*** Data extract Section Begins ***

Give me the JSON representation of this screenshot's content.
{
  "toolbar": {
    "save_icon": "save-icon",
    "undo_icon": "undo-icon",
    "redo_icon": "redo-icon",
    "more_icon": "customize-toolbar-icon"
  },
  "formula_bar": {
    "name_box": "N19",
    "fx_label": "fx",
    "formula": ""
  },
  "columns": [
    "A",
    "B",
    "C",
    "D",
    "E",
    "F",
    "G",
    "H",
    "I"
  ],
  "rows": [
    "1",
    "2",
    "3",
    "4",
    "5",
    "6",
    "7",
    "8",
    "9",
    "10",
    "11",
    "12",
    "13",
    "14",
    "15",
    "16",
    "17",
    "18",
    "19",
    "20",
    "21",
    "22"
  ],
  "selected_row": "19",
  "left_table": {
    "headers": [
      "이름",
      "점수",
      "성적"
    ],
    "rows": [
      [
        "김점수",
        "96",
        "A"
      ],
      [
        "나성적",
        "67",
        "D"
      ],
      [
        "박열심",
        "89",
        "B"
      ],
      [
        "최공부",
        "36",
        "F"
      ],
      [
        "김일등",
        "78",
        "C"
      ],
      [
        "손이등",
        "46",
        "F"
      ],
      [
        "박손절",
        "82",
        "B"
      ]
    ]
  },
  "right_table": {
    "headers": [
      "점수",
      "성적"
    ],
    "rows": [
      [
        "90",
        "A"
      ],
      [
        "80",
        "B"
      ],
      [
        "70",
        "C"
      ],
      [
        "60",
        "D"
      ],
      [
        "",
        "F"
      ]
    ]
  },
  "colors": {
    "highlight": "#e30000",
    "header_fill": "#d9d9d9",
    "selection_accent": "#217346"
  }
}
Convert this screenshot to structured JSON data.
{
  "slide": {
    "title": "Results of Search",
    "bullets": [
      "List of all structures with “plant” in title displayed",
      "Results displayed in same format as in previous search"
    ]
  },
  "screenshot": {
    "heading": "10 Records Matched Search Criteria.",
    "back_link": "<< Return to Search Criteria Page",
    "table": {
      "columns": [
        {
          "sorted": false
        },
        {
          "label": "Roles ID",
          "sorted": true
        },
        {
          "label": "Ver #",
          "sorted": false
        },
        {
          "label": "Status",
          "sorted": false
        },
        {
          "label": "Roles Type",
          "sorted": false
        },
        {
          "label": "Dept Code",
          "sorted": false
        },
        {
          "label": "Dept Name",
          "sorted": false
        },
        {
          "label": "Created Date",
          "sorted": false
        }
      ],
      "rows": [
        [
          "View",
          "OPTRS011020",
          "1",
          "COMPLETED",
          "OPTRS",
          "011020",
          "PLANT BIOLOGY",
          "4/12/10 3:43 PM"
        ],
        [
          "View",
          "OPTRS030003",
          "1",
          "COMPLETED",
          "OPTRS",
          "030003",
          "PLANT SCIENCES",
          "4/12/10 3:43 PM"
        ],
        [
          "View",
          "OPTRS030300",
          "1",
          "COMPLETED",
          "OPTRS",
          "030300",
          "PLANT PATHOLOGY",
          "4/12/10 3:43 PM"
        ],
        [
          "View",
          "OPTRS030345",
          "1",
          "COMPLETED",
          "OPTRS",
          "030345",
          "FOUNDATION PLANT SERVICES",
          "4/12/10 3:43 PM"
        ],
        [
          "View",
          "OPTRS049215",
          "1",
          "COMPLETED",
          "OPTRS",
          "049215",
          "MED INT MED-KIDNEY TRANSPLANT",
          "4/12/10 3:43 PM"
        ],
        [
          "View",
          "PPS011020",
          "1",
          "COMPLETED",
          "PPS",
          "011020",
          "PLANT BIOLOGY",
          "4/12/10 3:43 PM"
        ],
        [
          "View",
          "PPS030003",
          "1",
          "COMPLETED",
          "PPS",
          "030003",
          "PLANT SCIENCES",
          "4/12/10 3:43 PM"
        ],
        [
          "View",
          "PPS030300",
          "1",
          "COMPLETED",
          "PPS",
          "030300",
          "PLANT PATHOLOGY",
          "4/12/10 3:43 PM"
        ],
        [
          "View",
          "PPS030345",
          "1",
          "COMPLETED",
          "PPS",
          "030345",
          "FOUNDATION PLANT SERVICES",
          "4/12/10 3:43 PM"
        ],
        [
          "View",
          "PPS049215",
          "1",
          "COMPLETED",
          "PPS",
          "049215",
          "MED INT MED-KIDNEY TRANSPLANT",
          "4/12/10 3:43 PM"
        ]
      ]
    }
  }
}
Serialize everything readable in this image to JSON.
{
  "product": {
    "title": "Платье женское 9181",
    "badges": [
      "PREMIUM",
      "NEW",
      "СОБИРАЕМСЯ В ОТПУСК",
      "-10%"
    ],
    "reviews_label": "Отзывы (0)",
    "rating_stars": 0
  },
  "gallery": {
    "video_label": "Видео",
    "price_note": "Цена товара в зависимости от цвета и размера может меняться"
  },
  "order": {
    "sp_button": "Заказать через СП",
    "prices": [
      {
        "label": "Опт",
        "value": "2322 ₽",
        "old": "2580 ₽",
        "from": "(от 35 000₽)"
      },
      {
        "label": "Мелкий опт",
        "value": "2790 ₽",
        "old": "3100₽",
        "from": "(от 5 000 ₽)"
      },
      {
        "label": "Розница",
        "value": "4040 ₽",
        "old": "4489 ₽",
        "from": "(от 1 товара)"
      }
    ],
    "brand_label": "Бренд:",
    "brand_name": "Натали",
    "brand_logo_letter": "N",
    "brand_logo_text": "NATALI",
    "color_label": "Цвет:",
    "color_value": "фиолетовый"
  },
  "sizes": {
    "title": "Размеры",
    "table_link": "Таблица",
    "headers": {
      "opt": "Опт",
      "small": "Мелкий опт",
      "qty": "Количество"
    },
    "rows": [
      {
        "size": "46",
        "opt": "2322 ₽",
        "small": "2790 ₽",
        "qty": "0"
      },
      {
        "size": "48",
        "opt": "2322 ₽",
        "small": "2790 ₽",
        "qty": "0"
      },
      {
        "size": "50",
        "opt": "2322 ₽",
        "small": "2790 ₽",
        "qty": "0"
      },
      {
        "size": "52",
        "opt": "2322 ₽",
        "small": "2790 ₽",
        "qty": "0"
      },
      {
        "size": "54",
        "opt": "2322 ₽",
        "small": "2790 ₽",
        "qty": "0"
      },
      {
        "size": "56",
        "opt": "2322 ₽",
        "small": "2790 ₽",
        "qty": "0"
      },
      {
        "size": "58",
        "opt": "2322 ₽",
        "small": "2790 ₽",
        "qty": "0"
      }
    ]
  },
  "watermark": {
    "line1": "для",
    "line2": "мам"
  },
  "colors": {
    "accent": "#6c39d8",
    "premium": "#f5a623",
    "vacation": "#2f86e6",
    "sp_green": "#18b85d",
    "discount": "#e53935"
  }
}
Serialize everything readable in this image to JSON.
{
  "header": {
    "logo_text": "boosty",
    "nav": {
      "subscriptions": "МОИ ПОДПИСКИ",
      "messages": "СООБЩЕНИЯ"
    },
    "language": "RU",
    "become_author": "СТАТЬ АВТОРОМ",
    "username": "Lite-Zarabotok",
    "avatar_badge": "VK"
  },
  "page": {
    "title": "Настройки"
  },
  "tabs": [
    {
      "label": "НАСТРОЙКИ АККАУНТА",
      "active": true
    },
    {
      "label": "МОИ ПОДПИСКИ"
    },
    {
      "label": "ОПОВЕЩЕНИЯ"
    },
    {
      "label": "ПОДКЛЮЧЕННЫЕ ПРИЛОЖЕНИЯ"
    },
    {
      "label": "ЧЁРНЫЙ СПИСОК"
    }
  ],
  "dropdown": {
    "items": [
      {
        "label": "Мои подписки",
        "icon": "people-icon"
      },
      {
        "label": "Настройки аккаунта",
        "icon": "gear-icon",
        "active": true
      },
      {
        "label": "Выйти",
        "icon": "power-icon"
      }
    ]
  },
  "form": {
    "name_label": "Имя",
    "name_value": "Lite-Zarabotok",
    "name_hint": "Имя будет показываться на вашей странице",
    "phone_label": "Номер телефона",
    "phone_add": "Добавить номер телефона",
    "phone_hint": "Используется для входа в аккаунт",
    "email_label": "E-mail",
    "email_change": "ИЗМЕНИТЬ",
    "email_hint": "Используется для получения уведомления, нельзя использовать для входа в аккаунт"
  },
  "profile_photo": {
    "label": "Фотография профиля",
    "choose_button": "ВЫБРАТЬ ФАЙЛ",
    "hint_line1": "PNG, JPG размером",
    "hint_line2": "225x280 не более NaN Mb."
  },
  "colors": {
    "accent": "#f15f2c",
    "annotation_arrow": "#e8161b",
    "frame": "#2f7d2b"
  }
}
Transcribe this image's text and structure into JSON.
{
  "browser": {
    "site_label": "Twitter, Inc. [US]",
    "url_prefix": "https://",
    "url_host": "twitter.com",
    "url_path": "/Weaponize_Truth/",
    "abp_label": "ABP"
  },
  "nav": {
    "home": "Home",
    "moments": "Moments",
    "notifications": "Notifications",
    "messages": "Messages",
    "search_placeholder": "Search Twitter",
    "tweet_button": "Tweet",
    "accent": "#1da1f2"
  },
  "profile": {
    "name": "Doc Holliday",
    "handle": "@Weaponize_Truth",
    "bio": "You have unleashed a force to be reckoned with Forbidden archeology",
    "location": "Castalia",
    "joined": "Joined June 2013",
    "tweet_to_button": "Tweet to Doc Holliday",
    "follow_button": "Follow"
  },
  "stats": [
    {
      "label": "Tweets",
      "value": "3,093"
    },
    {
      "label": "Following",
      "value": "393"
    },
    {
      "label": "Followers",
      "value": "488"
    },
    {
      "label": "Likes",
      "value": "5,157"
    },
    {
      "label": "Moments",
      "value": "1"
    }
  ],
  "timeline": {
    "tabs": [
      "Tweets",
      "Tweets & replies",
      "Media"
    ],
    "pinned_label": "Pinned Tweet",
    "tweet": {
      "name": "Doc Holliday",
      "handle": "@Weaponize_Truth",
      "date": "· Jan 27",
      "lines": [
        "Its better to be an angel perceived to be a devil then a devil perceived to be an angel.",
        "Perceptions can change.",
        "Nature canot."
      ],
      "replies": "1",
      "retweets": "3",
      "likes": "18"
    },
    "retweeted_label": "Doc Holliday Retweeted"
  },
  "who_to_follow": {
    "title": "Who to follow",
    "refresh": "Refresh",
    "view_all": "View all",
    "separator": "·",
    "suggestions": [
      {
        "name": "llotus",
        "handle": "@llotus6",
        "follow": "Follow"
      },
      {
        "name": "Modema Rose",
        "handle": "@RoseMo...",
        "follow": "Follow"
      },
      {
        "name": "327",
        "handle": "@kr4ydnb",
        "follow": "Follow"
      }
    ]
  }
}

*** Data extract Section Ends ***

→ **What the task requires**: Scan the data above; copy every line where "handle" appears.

→ **Answer to this problem**:
    "handle": "@Weaponize_Truth",
      "handle": "@Weaponize_Truth",
        "handle": "@llotus6",
        "handle": "@RoseMo...",
        "handle": "@kr4ydnb",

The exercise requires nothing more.